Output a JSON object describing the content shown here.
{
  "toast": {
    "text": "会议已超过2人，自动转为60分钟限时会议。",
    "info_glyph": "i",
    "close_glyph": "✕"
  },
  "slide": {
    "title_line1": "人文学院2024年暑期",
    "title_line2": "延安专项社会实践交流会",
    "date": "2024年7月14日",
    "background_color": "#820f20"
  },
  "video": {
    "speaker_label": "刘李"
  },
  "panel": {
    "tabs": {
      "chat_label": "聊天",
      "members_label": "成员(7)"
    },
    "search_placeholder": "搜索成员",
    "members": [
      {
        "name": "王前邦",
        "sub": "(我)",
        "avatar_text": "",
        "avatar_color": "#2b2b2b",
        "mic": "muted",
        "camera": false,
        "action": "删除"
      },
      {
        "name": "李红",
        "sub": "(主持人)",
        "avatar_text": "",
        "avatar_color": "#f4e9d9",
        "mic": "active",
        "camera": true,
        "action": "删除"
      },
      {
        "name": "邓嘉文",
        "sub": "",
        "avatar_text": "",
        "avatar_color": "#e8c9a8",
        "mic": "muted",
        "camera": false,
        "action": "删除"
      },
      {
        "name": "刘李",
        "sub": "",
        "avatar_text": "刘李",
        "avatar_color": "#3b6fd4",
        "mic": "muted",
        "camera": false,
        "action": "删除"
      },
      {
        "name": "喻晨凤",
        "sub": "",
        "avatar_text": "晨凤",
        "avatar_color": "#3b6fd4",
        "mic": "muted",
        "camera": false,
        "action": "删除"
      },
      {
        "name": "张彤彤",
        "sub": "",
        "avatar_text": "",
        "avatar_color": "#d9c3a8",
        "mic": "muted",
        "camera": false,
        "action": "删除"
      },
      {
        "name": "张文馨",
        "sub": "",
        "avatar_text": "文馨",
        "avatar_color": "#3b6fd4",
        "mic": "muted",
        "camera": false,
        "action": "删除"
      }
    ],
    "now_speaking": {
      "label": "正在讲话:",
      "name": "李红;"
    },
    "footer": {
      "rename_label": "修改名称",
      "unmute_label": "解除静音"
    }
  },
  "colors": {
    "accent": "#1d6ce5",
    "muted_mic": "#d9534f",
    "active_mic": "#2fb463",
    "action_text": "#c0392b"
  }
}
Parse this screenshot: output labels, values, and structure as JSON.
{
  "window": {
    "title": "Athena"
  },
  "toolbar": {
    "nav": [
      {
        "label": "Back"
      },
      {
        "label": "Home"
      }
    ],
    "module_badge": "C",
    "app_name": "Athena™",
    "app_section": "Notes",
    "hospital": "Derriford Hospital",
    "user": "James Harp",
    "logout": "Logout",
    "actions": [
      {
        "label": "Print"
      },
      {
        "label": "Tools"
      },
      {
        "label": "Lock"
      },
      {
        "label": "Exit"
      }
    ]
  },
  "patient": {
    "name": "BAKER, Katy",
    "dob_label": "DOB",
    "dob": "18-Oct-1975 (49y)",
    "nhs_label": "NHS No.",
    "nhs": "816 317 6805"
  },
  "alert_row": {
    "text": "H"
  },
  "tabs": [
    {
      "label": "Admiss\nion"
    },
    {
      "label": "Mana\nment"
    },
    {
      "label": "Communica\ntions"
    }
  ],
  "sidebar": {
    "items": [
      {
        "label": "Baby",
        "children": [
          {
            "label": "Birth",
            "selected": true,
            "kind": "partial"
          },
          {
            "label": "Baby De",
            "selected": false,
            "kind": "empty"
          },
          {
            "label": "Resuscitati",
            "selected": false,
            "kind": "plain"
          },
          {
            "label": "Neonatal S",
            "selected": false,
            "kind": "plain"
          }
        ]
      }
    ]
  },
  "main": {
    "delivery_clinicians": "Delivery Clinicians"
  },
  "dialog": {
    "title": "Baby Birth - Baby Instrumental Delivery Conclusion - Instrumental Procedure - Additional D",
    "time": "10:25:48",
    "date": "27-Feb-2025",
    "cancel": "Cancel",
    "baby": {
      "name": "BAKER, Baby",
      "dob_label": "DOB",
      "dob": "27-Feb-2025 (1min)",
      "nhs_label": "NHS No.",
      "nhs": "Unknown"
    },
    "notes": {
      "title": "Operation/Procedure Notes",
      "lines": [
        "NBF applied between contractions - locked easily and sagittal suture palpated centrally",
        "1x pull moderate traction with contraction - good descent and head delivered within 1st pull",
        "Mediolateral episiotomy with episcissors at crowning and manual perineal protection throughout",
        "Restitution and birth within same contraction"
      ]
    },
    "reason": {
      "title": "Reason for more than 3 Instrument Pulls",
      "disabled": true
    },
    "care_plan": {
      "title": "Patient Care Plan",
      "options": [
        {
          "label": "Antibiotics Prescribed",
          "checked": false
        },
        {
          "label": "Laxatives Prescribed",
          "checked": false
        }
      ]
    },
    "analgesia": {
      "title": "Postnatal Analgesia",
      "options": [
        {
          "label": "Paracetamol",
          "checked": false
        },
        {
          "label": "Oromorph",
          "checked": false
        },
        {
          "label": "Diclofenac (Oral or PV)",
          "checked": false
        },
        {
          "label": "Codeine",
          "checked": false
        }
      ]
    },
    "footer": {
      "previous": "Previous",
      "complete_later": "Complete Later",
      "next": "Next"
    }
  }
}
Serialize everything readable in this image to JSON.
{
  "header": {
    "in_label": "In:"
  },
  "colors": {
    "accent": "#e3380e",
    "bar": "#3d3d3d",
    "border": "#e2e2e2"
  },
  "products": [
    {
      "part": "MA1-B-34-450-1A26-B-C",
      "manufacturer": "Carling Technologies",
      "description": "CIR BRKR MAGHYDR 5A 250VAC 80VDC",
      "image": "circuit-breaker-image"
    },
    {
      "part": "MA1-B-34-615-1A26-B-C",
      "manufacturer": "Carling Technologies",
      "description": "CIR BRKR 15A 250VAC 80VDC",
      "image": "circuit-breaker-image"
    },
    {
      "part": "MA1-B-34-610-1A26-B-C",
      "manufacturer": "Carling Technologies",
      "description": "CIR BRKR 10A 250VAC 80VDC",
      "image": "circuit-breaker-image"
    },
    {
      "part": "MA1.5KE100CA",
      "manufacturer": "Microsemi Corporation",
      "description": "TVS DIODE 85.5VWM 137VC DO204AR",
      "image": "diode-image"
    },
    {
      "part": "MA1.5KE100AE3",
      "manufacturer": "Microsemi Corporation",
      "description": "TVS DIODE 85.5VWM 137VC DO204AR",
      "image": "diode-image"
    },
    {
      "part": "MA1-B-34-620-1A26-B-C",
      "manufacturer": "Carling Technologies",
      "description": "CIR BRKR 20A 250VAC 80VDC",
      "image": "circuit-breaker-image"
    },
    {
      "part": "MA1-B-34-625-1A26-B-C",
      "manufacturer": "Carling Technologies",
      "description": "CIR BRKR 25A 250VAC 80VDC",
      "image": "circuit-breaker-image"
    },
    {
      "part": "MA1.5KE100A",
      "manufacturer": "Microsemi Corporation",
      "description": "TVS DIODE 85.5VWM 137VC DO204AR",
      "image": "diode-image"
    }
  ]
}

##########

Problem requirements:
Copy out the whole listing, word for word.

Written answer:
Output a JSON object describing the content shown here.
{
  "toast": {
    "text": "会议已超过2人，自动转为60分钟限时会议。",
    "info_glyph": "i",
    "close_glyph": "✕"
  },
  "slide": {
    "title_line1": "人文学院2024年暑期",
    "title_line2": "延安专项社会实践交流会",
    "date": "2024年7月14日",
    "background_color": "#820f20"
  },
  "video": {
    "speaker_label": "刘李"
  },
  "panel": {
    "tabs": {
      "chat_label": "聊天",
      "members_label": "成员(7)"
    },
    "search_placeholder": "搜索成员",
    "members": [
      {
        "name": "王前邦",
        "sub": "(我)",
        "avatar_text": "",
        "avatar_color": "#2b2b2b",
        "mic": "muted",
        "camera": false,
        "action": "删除"
      },
      {
        "name": "李红",
        "sub": "(主持人)",
        "avatar_text": "",
        "avatar_color": "#f4e9d9",
        "mic": "active",
        "camera": true,
        "action": "删除"
      },
      {
        "name": "邓嘉文",
        "sub": "",
        "avatar_text": "",
        "avatar_color": "#e8c9a8",
        "mic": "muted",
        "camera": false,
        "action": "删除"
      },
      {
        "name": "刘李",
        "sub": "",
        "avatar_text": "刘李",
        "avatar_color": "#3b6fd4",
        "mic": "muted",
        "camera": false,
        "action": "删除"
      },
      {
        "name": "喻晨凤",
        "sub": "",
        "avatar_text": "晨凤",
        "avatar_color": "#3b6fd4",
        "mic": "muted",
        "camera": false,
        "action": "删除"
      },
      {
        "name": "张彤彤",
        "sub": "",
        "avatar_text": "",
        "avatar_color": "#d9c3a8",
        "mic": "muted",
        "camera": false,
        "action": "删除"
      },
      {
        "name": "张文馨",
        "sub": "",
        "avatar_text": "文馨",
        "avatar_color": "#3b6fd4",
        "mic": "muted",
        "camera": false,
        "action": "删除"
      }
    ],
    "now_speaking": {
      "label": "正在讲话:",
      "name": "李红;"
    },
    "footer": {
      "rename_label": "修改名称",
      "unmute_label": "解除静音"
    }
  },
  "colors": {
    "accent": "#1d6ce5",
    "muted_mic": "#d9534f",
    "active_mic": "#2fb463",
    "action_text": "#c0392b"
  }
}
Parse this screenshot: output labels, values, and structure as JSON.
{
  "window": {
    "title": "Athena"
  },
  "toolbar": {
    "nav": [
      {
        "label": "Back"
      },
      {
        "label": "Home"
      }
    ],
    "module_badge": "C",
    "app_name": "Athena™",
    "app_section": "Notes",
    "hospital": "Derriford Hospital",
    "user": "James Harp",
    "logout": "Logout",
    "actions": [
      {
        "label": "Print"
      },
      {
        "label": "Tools"
      },
      {
        "label": "Lock"
      },
      {
        "label": "Exit"
      }
    ]
  },
  "patient": {
    "name": "BAKER, Katy",
    "dob_label": "DOB",
    "dob": "18-Oct-1975 (49y)",
    "nhs_label": "NHS No.",
    "nhs": "816 317 6805"
  },
  "alert_row": {
    "text": "H"
  },
  "tabs": [
    {
      "label": "Admiss\nion"
    },
    {
      "label": "Mana\nment"
    },
    {
      "label": "Communica\ntions"
    }
  ],
  "sidebar": {
    "items": [
      {
        "label": "Baby",
        "children": [
          {
            "label": "Birth",
            "selected": true,
            "kind": "partial"
          },
          {
            "label": "Baby De",
            "selected": false,
            "kind": "empty"
          },
          {
            "label": "Resuscitati",
            "selected": false,
            "kind": "plain"
          },
          {
            "label": "Neonatal S",
            "selected": false,
            "kind": "plain"
          }
        ]
      }
    ]
  },
  "main": {
    "delivery_clinicians": "Delivery Clinicians"
  },
  "dialog": {
    "title": "Baby Birth - Baby Instrumental Delivery Conclusion - Instrumental Procedure - Additional D",
    "time": "10:25:48",
    "date": "27-Feb-2025",
    "cancel": "Cancel",
    "baby": {
      "name": "BAKER, Baby",
      "dob_label": "DOB",
      "dob": "27-Feb-2025 (1min)",
      "nhs_label": "NHS No.",
      "nhs": "Unknown"
    },
    "notes": {
      "title": "Operation/Procedure Notes",
      "lines": [
        "NBF applied between contractions - locked easily and sagittal suture palpated centrally",
        "1x pull moderate traction with contraction - good descent and head delivered within 1st pull",
        "Mediolateral episiotomy with episcissors at crowning and manual perineal protection throughout",
        "Restitution and birth within same contraction"
      ]
    },
    "reason": {
      "title": "Reason for more than 3 Instrument Pulls",
      "disabled": true
    },
    "care_plan": {
      "title": "Patient Care Plan",
      "options": [
        {
          "label": "Antibiotics Prescribed",
          "checked": false
        },
        {
          "label": "Laxatives Prescribed",
          "checked": false
        }
      ]
    },
    "analgesia": {
      "title": "Postnatal Analgesia",
      "options": [
        {
          "label": "Paracetamol",
          "checked": false
        },
        {
          "label": "Oromorph",
          "checked": false
        },
        {
          "label": "Diclofenac (Oral or PV)",
          "checked": false
        },
        {
          "label": "Codeine",
          "checked": false
        }
      ]
    },
    "footer": {
      "previous": "Previous",
      "complete_later": "Complete Later",
      "next": "Next"
    }
  }
}
Serialize everything readable in this image to JSON.
{
  "header": {
    "in_label": "In:"
  },
  "colors": {
    "accent": "#e3380e",
    "bar": "#3d3d3d",
    "border": "#e2e2e2"
  },
  "products": [
    {
      "part": "MA1-B-34-450-1A26-B-C",
      "manufacturer": "Carling Technologies",
      "description": "CIR BRKR MAGHYDR 5A 250VAC 80VDC",
      "image": "circuit-breaker-image"
    },
    {
      "part": "MA1-B-34-615-1A26-B-C",
      "manufacturer": "Carling Technologies",
      "description": "CIR BRKR 15A 250VAC 80VDC",
      "image": "circuit-breaker-image"
    },
    {
      "part": "MA1-B-34-610-1A26-B-C",
      "manufacturer": "Carling Technologies",
      "description": "CIR BRKR 10A 250VAC 80VDC",
      "image": "circuit-breaker-image"
    },
    {
      "part": "MA1.5KE100CA",
      "manufacturer": "Microsemi Corporation",
      "description": "TVS DIODE 85.5VWM 137VC DO204AR",
      "image": "diode-image"
    },
    {
      "part": "MA1.5KE100AE3",
      "manufacturer": "Microsemi Corporation",
      "description": "TVS DIODE 85.5VWM 137VC DO204AR",
      "image": "diode-image"
    },
    {
      "part": "MA1-B-34-620-1A26-B-C",
      "manufacturer": "Carling Technologies",
      "description": "CIR BRKR 20A 250VAC 80VDC",
      "image": "circuit-breaker-image"
    },
    {
      "part": "MA1-B-34-625-1A26-B-C",
      "manufacturer": "Carling Technologies",
      "description": "CIR BRKR 25A 250VAC 80VDC",
      "image": "circuit-breaker-image"
    },
    {
      "part": "MA1.5KE100A",
      "manufacturer": "Microsemi Corporation",
      "description": "TVS DIODE 85.5VWM 137VC DO204AR",
      "image": "diode-image"
    }
  ]
}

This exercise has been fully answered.